*** Data provided Section Begins ***
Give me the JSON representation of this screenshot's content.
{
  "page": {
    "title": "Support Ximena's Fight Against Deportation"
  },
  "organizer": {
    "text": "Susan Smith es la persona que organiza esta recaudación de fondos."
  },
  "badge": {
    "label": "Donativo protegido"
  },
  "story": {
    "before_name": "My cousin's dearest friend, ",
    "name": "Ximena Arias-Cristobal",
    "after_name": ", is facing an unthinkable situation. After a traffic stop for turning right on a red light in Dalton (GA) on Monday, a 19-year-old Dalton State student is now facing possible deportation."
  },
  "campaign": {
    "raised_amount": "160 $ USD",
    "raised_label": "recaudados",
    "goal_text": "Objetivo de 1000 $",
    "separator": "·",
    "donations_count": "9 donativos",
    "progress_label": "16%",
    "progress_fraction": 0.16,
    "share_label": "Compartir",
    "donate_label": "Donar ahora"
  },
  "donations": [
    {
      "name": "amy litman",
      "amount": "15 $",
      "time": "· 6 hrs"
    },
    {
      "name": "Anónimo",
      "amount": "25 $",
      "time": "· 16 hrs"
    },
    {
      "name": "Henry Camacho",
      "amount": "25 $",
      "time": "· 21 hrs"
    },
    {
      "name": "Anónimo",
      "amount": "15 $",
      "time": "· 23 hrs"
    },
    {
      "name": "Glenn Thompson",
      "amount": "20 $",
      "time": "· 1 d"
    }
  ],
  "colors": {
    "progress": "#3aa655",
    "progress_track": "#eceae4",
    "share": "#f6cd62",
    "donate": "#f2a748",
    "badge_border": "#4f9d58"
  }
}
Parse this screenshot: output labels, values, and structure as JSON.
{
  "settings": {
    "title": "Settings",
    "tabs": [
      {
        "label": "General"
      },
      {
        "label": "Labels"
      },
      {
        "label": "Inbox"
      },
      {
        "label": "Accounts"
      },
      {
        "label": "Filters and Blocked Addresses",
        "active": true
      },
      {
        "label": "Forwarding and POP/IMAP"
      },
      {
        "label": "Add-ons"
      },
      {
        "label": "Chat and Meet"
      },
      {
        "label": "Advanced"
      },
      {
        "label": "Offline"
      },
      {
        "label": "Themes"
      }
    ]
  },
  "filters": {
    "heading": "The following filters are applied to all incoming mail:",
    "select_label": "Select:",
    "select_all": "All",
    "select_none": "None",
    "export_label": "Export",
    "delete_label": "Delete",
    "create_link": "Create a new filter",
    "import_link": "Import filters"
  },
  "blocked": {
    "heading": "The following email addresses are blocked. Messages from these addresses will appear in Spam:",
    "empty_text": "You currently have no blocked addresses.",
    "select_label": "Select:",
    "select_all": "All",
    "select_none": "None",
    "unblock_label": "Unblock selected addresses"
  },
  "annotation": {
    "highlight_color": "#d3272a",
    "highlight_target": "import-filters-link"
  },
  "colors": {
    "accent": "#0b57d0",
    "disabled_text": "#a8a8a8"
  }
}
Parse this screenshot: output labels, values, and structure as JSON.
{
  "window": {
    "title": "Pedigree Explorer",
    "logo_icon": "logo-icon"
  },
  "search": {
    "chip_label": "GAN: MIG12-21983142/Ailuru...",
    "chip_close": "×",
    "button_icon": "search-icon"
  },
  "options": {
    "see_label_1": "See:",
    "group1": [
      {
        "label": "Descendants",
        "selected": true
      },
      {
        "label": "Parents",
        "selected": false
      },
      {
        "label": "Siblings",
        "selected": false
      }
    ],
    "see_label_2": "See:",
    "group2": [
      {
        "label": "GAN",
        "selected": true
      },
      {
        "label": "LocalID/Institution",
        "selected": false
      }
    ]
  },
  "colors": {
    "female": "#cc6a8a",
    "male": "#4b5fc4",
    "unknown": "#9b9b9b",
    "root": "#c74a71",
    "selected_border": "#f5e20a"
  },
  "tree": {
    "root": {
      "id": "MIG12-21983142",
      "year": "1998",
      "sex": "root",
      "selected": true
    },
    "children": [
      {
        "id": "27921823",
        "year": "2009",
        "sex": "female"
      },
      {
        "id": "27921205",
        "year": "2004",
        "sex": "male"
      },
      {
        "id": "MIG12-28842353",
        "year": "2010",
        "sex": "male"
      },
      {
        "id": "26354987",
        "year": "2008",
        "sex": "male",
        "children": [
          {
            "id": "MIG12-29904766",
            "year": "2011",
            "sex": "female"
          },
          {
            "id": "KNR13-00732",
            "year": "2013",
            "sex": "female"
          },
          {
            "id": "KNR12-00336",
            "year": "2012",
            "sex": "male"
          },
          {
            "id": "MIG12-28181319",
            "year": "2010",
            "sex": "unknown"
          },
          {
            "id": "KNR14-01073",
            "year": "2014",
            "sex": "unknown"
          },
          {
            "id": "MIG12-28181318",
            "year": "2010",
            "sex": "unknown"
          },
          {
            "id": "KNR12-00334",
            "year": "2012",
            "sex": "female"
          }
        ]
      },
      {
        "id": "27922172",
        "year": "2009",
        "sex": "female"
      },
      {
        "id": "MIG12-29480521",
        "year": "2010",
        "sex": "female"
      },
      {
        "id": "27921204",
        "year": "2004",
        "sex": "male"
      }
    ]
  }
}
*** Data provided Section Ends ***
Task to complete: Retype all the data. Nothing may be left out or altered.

Solved exercise:
Give me the JSON representation of this screenshot's content.
{
  "page": {
    "title": "Support Ximena's Fight Against Deportation"
  },
  "organizer": {
    "text": "Susan Smith es la persona que organiza esta recaudación de fondos."
  },
  "badge": {
    "label": "Donativo protegido"
  },
  "story": {
    "before_name": "My cousin's dearest friend, ",
    "name": "Ximena Arias-Cristobal",
    "after_name": ", is facing an unthinkable situation. After a traffic stop for turning right on a red light in Dalton (GA) on Monday, a 19-year-old Dalton State student is now facing possible deportation."
  },
  "campaign": {
    "raised_amount": "160 $ USD",
    "raised_label": "recaudados",
    "goal_text": "Objetivo de 1000 $",
    "separator": "·",
    "donations_count": "9 donativos",
    "progress_label": "16%",
    "progress_fraction": 0.16,
    "share_label": "Compartir",
    "donate_label": "Donar ahora"
  },
  "donations": [
    {
      "name": "amy litman",
      "amount": "15 $",
      "time": "· 6 hrs"
    },
    {
      "name": "Anónimo",
      "amount": "25 $",
      "time": "· 16 hrs"
    },
    {
      "name": "Henry Camacho",
      "amount": "25 $",
      "time": "· 21 hrs"
    },
    {
      "name": "Anónimo",
      "amount": "15 $",
      "time": "· 23 hrs"
    },
    {
      "name": "Glenn Thompson",
      "amount": "20 $",
      "time": "· 1 d"
    }
  ],
  "colors": {
    "progress": "#3aa655",
    "progress_track": "#eceae4",
    "share": "#f6cd62",
    "donate": "#f2a748",
    "badge_border": "#4f9d58"
  }
}
Parse this screenshot: output labels, values, and structure as JSON.
{
  "settings": {
    "title": "Settings",
    "tabs": [
      {
        "label": "General"
      },
      {
        "label": "Labels"
      },
      {
        "label": "Inbox"
      },
      {
        "label": "Accounts"
      },
      {
        "label": "Filters and Blocked Addresses",
        "active": true
      },
      {
        "label": "Forwarding and POP/IMAP"
      },
      {
        "label": "Add-ons"
      },
      {
        "label": "Chat and Meet"
      },
      {
        "label": "Advanced"
      },
      {
        "label": "Offline"
      },
      {
        "label": "Themes"
      }
    ]
  },
  "filters": {
    "heading": "The following filters are applied to all incoming mail:",
    "select_label": "Select:",
    "select_all": "All",
    "select_none": "None",
    "export_label": "Export",
    "delete_label": "Delete",
    "create_link": "Create a new filter",
    "import_link": "Import filters"
  },
  "blocked": {
    "heading": "The following email addresses are blocked. Messages from these addresses will appear in Spam:",
    "empty_text": "You currently have no blocked addresses.",
    "select_label": "Select:",
    "select_all": "All",
    "select_none": "None",
    "unblock_label": "Unblock selected addresses"
  },
  "annotation": {
    "highlight_color": "#d3272a",
    "highlight_target": "import-filters-link"
  },
  "colors": {
    "accent": "#0b57d0",
    "disabled_text": "#a8a8a8"
  }
}
Parse this screenshot: output labels, values, and structure as JSON.
{
  "window": {
    "title": "Pedigree Explorer",
    "logo_icon": "logo-icon"
  },
  "search": {
    "chip_label": "GAN: MIG12-21983142/Ailuru...",
    "chip_close": "×",
    "button_icon": "search-icon"
  },
  "options": {
    "see_label_1": "See:",
    "group1": [
      {
        "label": "Descendants",
        "selected": true
      },
      {
        "label": "Parents",
        "selected": false
      },
      {
        "label": "Siblings",
        "selected": false
      }
    ],
    "see_label_2": "See:",
    "group2": [
      {
        "label": "GAN",
        "selected": true
      },
      {
        "label": "LocalID/Institution",
        "selected": false
      }
    ]
  },
  "colors": {
    "female": "#cc6a8a",
    "male": "#4b5fc4",
    "unknown": "#9b9b9b",
    "root": "#c74a71",
    "selected_border": "#f5e20a"
  },
  "tree": {
    "root": {
      "id": "MIG12-21983142",
      "year": "1998",
      "sex": "root",
      "selected": true
    },
    "children": [
      {
        "id": "27921823",
        "year": "2009",
        "sex": "female"
      },
      {
        "id": "27921205",
        "year": "2004",
        "sex": "male"
      },
      {
        "id": "MIG12-28842353",
        "year": "2010",
        "sex": "male"
      },
      {
        "id": "26354987",
        "year": "2008",
        "sex": "male",
        "children": [
          {
            "id": "MIG12-29904766",
            "year": "2011",
            "sex": "female"
          },
          {
            "id": "KNR13-00732",
            "year": "2013",
            "sex": "female"
          },
          {
            "id": "KNR12-00336",
            "year": "2012",
            "sex": "male"
          },
          {
            "id": "MIG12-28181319",
            "year": "2010",
            "sex": "unknown"
          },
          {
            "id": "KNR14-01073",
            "year": "2014",
            "sex": "unknown"
          },
          {
            "id": "MIG12-28181318",
            "year": "2010",
            "sex": "unknown"
          },
          {
            "id": "KNR12-00334",
            "year": "2012",
            "sex": "female"
          }
        ]
      },
      {
        "id": "27922172",
        "year": "2009",
        "sex": "female"
      },
      {
        "id": "MIG12-29480521",
        "year": "2010",
        "sex": "female"
      },
      {
        "id": "27921204",
        "year": "2004",
        "sex": "male"
      }
    ]
  }
}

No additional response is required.